The allocations to each city are as follows:
- Belfast £13.7m
- Birmingham £10m
- Bristol £11.3m
- Cardiff £11m
- Edinburgh £10.7m
- Leeds & Bradford (joint bid) £14.4m
- London £25m
- Manchester £12m
- Newcastle £6m
The ten cities’ plans include taking ultrafast broadband access to an extra 230,000 residential and 55,000 business premises, and extending high speed wireless access. The plans are due to be delivered by 2015.
The government has previously pledged to invest a total of £830 million in delivering the best broadband in Europe and extending mobile coverage.
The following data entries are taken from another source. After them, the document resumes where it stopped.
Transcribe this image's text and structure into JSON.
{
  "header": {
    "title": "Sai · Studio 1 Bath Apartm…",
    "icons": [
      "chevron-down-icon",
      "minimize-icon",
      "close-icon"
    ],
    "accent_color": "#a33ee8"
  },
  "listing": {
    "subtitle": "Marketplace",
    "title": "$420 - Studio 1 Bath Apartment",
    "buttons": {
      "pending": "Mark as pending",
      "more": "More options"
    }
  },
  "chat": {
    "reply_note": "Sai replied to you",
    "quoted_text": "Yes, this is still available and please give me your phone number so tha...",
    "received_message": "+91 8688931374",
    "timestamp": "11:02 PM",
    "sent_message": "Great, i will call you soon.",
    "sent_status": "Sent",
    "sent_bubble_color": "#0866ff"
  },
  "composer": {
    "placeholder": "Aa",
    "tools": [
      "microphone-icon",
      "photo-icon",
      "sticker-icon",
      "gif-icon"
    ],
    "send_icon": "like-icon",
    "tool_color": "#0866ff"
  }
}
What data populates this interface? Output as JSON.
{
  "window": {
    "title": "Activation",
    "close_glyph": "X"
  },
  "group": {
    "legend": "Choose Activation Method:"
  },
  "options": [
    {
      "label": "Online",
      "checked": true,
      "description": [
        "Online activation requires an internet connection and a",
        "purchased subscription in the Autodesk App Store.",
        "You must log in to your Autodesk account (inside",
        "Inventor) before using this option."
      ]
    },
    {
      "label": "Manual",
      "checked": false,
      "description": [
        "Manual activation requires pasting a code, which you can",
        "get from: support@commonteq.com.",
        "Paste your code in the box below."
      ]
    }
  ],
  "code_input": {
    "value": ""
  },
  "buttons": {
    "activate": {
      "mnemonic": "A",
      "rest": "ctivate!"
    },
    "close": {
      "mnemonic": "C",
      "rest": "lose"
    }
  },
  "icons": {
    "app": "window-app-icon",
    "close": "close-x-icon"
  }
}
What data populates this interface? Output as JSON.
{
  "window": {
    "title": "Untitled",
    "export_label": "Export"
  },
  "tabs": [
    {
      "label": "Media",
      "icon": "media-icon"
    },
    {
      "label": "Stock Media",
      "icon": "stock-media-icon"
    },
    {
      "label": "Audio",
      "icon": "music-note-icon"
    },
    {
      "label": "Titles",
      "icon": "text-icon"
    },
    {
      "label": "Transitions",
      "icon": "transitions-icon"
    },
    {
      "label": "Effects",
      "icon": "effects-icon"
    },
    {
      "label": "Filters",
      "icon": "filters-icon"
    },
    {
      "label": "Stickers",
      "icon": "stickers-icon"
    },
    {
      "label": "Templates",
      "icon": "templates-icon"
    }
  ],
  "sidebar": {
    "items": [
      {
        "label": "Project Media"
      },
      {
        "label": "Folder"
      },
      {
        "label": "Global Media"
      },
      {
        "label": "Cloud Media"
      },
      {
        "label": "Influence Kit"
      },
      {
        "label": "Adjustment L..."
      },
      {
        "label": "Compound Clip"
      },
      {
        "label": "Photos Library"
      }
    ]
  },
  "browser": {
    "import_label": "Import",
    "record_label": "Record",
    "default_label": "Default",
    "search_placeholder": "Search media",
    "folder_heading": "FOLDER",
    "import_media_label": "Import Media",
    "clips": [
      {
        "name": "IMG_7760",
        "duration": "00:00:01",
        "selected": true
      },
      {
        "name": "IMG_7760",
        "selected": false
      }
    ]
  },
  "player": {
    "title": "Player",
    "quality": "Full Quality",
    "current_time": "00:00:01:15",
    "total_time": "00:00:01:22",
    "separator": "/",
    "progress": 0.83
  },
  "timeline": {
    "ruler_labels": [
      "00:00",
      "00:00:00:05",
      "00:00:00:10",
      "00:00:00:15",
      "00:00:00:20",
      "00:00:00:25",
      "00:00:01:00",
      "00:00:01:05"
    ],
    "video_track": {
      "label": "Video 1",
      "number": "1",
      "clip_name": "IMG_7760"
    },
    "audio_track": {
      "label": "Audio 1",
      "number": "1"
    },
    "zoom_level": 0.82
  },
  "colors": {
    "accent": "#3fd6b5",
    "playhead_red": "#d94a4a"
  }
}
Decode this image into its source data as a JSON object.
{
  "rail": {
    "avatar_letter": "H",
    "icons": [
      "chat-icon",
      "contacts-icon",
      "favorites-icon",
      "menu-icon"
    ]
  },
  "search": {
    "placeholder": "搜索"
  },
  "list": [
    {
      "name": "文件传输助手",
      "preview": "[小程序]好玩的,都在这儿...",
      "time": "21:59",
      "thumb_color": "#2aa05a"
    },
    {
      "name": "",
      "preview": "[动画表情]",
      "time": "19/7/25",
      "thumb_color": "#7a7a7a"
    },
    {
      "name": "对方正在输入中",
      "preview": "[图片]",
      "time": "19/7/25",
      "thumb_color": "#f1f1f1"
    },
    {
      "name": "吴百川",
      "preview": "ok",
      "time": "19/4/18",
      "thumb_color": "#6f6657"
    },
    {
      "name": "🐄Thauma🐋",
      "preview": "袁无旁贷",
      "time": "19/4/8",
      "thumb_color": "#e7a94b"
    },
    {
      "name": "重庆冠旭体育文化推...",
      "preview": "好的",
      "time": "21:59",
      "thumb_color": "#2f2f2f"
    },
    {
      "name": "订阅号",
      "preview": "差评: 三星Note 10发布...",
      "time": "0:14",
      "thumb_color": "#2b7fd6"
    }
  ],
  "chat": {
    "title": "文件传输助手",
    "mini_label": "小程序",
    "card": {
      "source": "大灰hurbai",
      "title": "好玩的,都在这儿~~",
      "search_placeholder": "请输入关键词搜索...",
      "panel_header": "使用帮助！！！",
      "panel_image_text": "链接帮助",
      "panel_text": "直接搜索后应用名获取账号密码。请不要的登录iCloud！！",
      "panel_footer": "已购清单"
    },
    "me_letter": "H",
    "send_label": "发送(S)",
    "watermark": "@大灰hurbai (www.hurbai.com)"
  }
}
It also aims to roll out superfast broadband to 90 percent of the UK by 2015.
However, a recent report from the London School of Economics (LSE) found that public funds so far earmarked for the initiative would need to nearly double in order to meet this target.
Public broadband funding, not just from the government, stands at a total of £1.3 billion.
LSE estimated that another £1.1 billion of funding is needed to achieve the government’s broadband objectives, and said that the £50 million allocated by Chancellor George Osborne in the 2012 budget fell “well short” of filling the funding gap.
“This government is disguising its failure to roll out universal broadband by making yet another re-announcement about the super-connected cities programme,” said Helen Goodman MP, Labour's Shadow Minister for Media and Telecoms.